What is Sclerotherapy?

Sclerotherapy is a minimally-invasive procedure used to reduce the appearance of varicose veins and spider veins. The process involves injecting a solution directly into the veins with a thin needle. The solution damages the inner lining of the vein, causing a blood clot to develop. Within a few weeks to a couple of months, the clot is reabsorbed into surrounding tissue, and the vein disappears. Sometimes, multiple treatments are needed. Most patients return to their regular activities the day of the procedure, but should refrain from strenuous exercise for a couple of weeks, and avoid exposing the treated area to the sun for about a month. Wearing support or compression stockings for several weeks is also recommended to speed healing.

Will the procedure be painful?

Sclerotherapy should not be painful, although there may be a sensation of pressure. Before treatment begins, the skin in the treatment area will be numbed with a topical or injected anesthetic. The needles used to inject the solution are extremely fine in order to reach the interior of the tiny vessels, and any discomfort which is experienced is minimal.

What are varicose veins and venous insufficiency?

Varicose veins are the bulged and ropey-looking raised veins that appear on the legs. They are caused by high blood pressure in the superficial veins in the leg causing the veins to weaken and bulge, due to the blood pooling. This condition is referred to as venous insufficiency or reflux. Symptoms associated with varicose veins include fatigue or heaviness in the legs; some may experience restlessness or night cramps. The skin can change color, become irritated, or sores could develop. If left untreated, varicose veins can get worse over time and could lead to deep vein thrombosis.

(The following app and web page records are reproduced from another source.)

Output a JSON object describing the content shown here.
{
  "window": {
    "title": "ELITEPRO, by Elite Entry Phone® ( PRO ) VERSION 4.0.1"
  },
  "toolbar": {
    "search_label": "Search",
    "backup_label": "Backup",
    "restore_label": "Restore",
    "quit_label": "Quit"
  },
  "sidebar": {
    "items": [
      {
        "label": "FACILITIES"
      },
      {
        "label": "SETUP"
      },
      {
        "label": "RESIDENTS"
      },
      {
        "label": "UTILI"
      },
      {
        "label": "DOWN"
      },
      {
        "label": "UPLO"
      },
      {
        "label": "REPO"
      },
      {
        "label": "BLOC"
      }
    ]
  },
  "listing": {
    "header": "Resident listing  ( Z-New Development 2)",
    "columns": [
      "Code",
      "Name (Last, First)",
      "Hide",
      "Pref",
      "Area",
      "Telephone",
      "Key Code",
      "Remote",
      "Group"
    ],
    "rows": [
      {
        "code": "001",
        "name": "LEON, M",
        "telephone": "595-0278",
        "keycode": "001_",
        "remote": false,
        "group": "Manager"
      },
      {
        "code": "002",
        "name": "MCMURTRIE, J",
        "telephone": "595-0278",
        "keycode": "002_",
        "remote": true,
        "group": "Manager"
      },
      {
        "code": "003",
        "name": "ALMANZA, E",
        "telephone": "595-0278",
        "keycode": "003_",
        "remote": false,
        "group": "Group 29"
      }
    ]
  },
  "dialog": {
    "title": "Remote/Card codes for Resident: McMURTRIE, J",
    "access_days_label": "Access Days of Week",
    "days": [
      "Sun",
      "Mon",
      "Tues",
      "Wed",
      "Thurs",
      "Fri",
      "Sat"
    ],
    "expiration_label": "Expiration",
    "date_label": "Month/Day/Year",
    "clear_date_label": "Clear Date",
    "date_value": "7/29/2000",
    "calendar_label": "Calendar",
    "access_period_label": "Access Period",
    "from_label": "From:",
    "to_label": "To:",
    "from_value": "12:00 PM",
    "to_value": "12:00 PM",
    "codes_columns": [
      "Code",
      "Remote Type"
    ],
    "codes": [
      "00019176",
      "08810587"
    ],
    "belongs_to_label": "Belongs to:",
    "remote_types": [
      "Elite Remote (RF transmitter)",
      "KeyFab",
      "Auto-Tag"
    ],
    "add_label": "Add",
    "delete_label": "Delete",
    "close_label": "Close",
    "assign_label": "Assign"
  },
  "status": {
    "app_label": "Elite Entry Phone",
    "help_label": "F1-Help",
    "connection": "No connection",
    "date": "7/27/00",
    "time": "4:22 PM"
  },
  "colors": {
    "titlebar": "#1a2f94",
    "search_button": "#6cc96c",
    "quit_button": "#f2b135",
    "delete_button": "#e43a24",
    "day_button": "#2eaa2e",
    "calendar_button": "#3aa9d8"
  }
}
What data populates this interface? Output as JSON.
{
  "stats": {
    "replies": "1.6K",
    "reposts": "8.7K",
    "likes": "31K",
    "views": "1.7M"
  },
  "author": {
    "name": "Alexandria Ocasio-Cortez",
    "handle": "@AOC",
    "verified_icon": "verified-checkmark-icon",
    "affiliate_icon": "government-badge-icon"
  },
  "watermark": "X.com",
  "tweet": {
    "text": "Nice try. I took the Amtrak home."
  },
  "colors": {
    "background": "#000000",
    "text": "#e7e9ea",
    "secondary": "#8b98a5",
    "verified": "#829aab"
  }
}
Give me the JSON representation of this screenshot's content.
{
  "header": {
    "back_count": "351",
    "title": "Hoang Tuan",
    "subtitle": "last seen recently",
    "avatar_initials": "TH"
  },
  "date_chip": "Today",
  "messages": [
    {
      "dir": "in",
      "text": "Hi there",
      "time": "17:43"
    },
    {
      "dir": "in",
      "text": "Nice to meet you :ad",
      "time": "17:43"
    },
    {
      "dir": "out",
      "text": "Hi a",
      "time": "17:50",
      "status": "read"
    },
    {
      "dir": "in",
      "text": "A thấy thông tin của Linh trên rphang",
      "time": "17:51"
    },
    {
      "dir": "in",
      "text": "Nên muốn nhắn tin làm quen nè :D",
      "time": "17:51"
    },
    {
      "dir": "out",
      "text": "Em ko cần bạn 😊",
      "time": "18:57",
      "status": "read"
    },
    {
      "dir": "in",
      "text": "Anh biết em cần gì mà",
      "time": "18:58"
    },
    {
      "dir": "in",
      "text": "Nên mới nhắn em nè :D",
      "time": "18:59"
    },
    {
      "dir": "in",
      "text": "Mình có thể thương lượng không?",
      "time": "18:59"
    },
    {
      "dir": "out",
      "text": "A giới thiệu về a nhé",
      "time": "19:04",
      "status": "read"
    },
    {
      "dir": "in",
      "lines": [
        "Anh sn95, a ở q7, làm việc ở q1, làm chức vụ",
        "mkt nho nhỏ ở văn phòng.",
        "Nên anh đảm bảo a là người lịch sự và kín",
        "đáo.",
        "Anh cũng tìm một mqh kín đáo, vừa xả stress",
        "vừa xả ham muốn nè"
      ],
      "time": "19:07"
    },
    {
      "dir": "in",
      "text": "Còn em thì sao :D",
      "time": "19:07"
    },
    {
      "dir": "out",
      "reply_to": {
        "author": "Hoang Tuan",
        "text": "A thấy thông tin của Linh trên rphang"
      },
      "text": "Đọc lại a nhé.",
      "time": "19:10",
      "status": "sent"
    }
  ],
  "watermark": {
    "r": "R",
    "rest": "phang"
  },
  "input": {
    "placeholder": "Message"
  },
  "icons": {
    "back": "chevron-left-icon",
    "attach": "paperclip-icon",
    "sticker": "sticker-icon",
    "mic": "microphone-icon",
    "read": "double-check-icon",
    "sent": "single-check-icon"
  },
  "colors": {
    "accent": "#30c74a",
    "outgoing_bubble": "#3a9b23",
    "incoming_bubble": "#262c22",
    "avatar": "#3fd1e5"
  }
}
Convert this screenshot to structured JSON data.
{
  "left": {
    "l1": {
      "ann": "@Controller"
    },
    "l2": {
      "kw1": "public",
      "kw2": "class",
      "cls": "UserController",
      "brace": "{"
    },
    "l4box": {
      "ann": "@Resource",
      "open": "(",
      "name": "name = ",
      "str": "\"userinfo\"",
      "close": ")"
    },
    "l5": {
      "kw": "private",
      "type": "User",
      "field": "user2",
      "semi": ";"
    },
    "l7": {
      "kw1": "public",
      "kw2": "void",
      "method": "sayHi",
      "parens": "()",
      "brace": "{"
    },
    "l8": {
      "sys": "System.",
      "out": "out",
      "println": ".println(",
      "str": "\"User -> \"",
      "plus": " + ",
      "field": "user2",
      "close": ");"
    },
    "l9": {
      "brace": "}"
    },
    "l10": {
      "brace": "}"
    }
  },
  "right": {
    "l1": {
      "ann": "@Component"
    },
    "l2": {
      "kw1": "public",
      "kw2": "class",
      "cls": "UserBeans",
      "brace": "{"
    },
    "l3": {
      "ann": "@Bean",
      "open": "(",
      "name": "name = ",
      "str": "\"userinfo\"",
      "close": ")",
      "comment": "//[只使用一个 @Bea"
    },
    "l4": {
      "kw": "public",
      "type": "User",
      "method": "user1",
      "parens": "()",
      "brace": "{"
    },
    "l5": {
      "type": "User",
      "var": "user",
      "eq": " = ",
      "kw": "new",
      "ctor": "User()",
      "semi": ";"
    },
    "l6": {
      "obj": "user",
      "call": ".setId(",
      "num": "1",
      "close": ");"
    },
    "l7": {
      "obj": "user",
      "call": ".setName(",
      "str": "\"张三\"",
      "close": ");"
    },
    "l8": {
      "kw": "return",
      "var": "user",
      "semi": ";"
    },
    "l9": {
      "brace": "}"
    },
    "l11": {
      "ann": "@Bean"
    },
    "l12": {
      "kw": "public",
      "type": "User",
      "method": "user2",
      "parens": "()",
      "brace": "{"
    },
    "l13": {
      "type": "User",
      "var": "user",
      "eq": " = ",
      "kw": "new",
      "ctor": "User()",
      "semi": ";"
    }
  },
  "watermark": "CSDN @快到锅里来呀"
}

Some of the causes of varicose veins include:

  • Heredity
  • Long periods of standing (common for such professions: as hair stylists, nurses, and factory workers)
  • Being overweight
  • Pregnancy
  • Use of birth control pills
  • Prolonged sitting with legs crossed
  • A history of blood clots
  • Hormone replacement after menopause